Arizona Republic| Ronald J. Hansen | March 16, 2022
Sen. Kyrsten Sinema privately praised Rep. Andy Biggs months after the Jan. 6 attack on the U.S. Capitol many suspect he helped stoke, and she questioned why she needed to wear a mask in an early 2021 meeting with President Joe Biden, a new book says.
“This Will Not Pass: Trump, Biden and the Battle for America’s Future” is an account of the shift from former President Donald Trump to the Biden administration, but it adds new detail to the image of Sinema, D-Ariz., often at odds with her own party and who took Republican positions on several fronts, from tax policy to combating the spread of COVID-19.
Sinema’s office declined to comment about the forthcoming book, which they characterized as “unsourced rumors.”
In a passage about negotiations over Biden’s stalled “Build Back Better” agenda, authors Jonathan Martin and Alexander Burns, both reporters for the New York Times, use unnamed sources to describe a September fundraiser Sinema attended with Republican-friendly business groups.
The groups opposed a bill trying to merge the version that passed the House of Representatives and a slimmer outline being considered in the Senate.
Sinema told the groups there were elements of the package she liked, such as the child tax credit and provisions intended to address climate change, a position she publicly discussed as well. But Sinema then reportedly offered views that were a “delight” to her audience.
“I come from a fiscally conservative state,” she said, according to the book. “And I’m interested in maintaining pro-growth tax policies that ensure that we can get through this pandemic without losing ground.
“Arizonans don’t like taxes, and we don’t really like government. We love our country. And we love our military. And that’s about where it ends.”
At the same event, Sinema, the book says, also had kind words for Biggs, R-Ariz., who has faced calls for an ethics and criminal investigation after promoting the false narrative of a stolen election in 2020.
Sinema described him as a “dear friend.” Both served in the Arizona Legislature, and Sinema has long cast herself as willing to work across the aisle to advance her legislative priorities.
“I love Andy Biggs,” Sinema said, according to the book. “I know some people think he’s crazy, but that’s just because they don’t know him.”
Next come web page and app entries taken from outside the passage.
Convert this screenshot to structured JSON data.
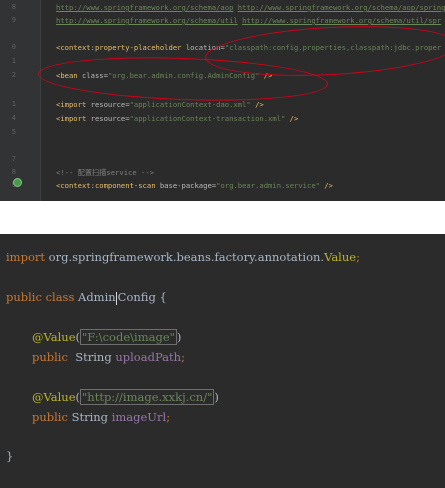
{
  "top_editor": {
    "line_numbers": [
      "8",
      "9",
      "0",
      "1",
      "2",
      "",
      "1",
      "4",
      "5",
      "",
      "7",
      "8",
      "9",
      ""
    ],
    "schema_line_1": {
      "url1": "http://www.springframework.org/schema/aop",
      "url2": "http://www.springframework.org/schema/aop/spring"
    },
    "schema_line_2": {
      "url1": "http://www.springframework.org/schema/util",
      "url2": "http://www.springframework.org/schema/util/spr"
    },
    "property_placeholder": {
      "tag": "<context:property-placeholder",
      "attr": " location=",
      "value": "\"classpath:config.properties,classpath:jdbc.proper"
    },
    "bean": {
      "tag": "<bean",
      "attr": " class=",
      "value": "\"org.bear.admin.config.AdminConfig\"",
      "close": " />"
    },
    "import_dao": {
      "tag": "<import",
      "attr": " resource=",
      "value": "\"applicationContext-dao.xml\"",
      "close": " />"
    },
    "import_tx": {
      "tag": "<import",
      "attr": " resource=",
      "value": "\"applicationContext-transaction.xml\"",
      "close": " />"
    },
    "comment": "<!-- 配置扫描service -->",
    "component_scan": {
      "tag": "<context:component-scan",
      "attr": " base-package=",
      "value": "\"org.bear.admin.service\"",
      "close": " />"
    }
  },
  "bottom_editor": {
    "import_kw": "import",
    "import_path": " org.springframework.beans.factory.annotation.",
    "import_class": "Value",
    "import_semi": ";",
    "class_kw": "public class ",
    "class_name_a": "Admin",
    "class_name_b": "Config",
    "class_open": " {",
    "ann1": "@Value",
    "ann1_open": "(",
    "ann1_value": "\"F:\\code\\image\"",
    "ann1_close": ")",
    "field1_kw": "public",
    "field1_type": "  String ",
    "field1_name": "uploadPath",
    "field1_semi": ";",
    "ann2": "@Value",
    "ann2_open": "(",
    "ann2_value": "\"http://image.xxkj.cn/\"",
    "ann2_close": ")",
    "field2_kw": "public",
    "field2_type": " String ",
    "field2_name": "imageUrl",
    "field2_semi": ";",
    "class_close": "}"
  },
  "colors": {
    "editor_bg": "#2b2b2b",
    "annotation_oval": "#d0021b",
    "keyword": "#cc7832",
    "string": "#6a8759",
    "tag": "#e8bf6a",
    "field": "#9876aa"
  }
}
Sinema has had a long-standing friendship with Biggs and has joked at Phoenix-area business events they both attended in years past about what may have seemed an unlikely relationship.
Other Democrats in Arizona and elsewhere broke off relations with those they viewed as especially culpable for the Capitol riot.
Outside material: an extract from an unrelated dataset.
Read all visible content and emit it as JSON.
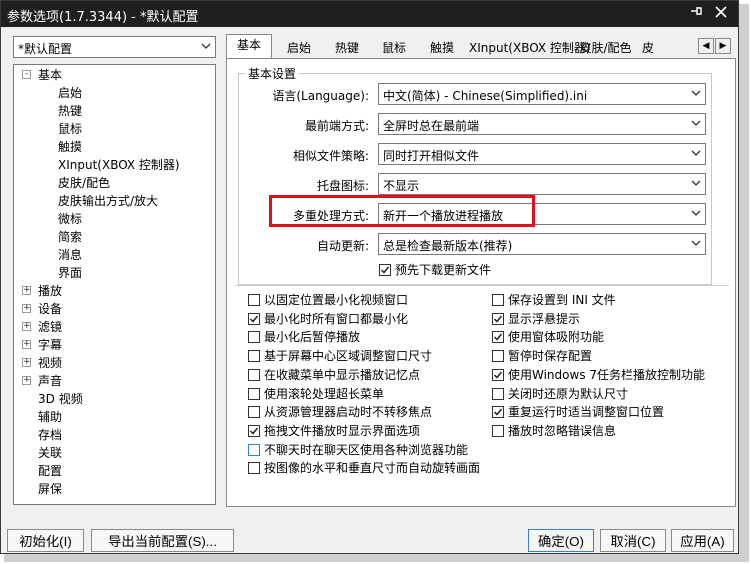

In another passage, the authors said in the spring of 2021, Sinema was “the first-ever lawmaker to argue with White House aides when they asked her to wear a face mask in the company of the president, repeatedly asking why that was necessary when she had been vaccinated.”
That would have been a significant shift from her early stance on the pandemic.
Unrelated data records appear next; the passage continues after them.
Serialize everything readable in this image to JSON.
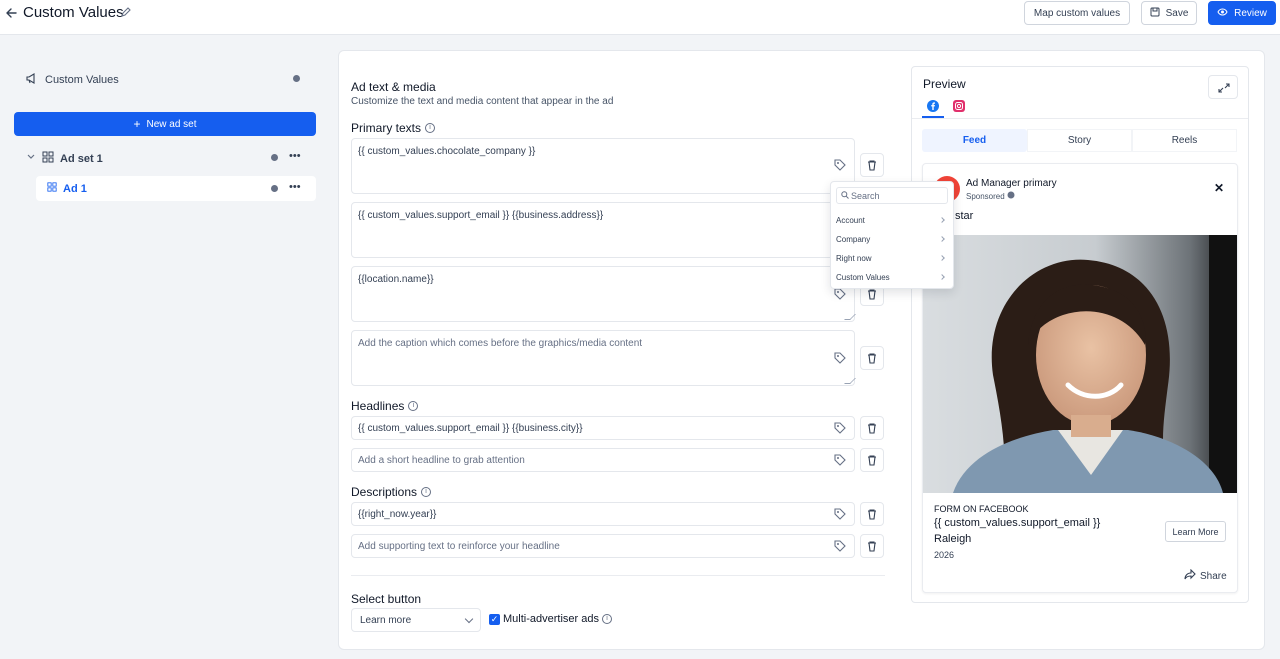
{
  "header": {
    "title": "Custom Values",
    "map_button": "Map custom values",
    "save_button": "Save",
    "review_button": "Review"
  },
  "sidebar": {
    "title": "Custom Values",
    "new_adset_button": "New ad set",
    "adset_label": "Ad set 1",
    "ad_label": "Ad 1"
  },
  "main": {
    "section_title": "Ad text & media",
    "section_subtitle": "Customize the text and media content that appear in the ad",
    "primary_label": "Primary texts",
    "primary_texts": [
      "{{ custom_values.chocolate_company }}",
      "{{ custom_values.support_email }} {{business.address}}",
      "{{location.name}}"
    ],
    "primary_placeholder": "Add the caption which comes before the graphics/media content",
    "headlines_label": "Headlines",
    "headline_value": "{{ custom_values.support_email }}  {{business.city}}",
    "headline_placeholder": "Add a short headline to grab attention",
    "descriptions_label": "Descriptions",
    "description_value": "{{right_now.year}}",
    "description_placeholder": "Add supporting text to reinforce your headline",
    "select_button_label": "Select button",
    "select_value": "Learn more",
    "multi_advertiser_label": "Multi-advertiser ads",
    "multi_advertiser_checked": true
  },
  "menu": {
    "search_placeholder": "Search",
    "items": [
      "Account",
      "Company",
      "Right now",
      "Custom Values"
    ]
  },
  "preview": {
    "title": "Preview",
    "tabs": [
      "Feed",
      "Story",
      "Reels"
    ],
    "active_tab": "Feed",
    "account_name": "Ad Manager primary",
    "sponsored": "Sponsored",
    "caption_fragment": "star",
    "source": "FORM ON FACEBOOK",
    "headline": "{{ custom_values.support_email }}",
    "line2": "Raleigh",
    "line3": "2026",
    "cta": "Learn More",
    "share": "Share"
  },
  "colors": {
    "accent": "#155eef",
    "avatar": "#f04438",
    "facebook": "#1877f2",
    "instagram": "#e1306c"
  }
}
At the outset of the pandemic, Sinema urged Arizona Secretary of State Katie Hobbs to delay the March presidential primary and publicly condemned Gov. Doug Ducey for not following scientific guidance on managing the disease.
“I don’t think it makes sense to design your policy based on whether or not there are enough hospital beds for people to die in,” she said in a June 2020 interview with “The Gaydos and Chad Show” on KTAR-FM (92.3 FM).
“I think we should be designing our policy about how do we reduce the spread, so fewer people are dying, fewer people are in the hospitals and fewer people are contracting the virus. That should be our focus. And we can do that while also safely reopening our businesses and our economy.”
Sinema on Tuesday was one of eight Democratic senators, including Sen. Mark Kelly, D-Ariz., to side with Republicans on a vote to end the federal masking mandate on planes and other public transit.
That came on the heels of Biden’s State of the Union address in which no one was asked to wear masks.
The book says White House aides thought Sinema “sounded more like Mitt Romney than a member of Biden’s own party.”
She told one unnamed Republican senator she believed there were up to six other Democratic lawmakers who agreed with her on policy matters but were content “hiding behind my skirt.”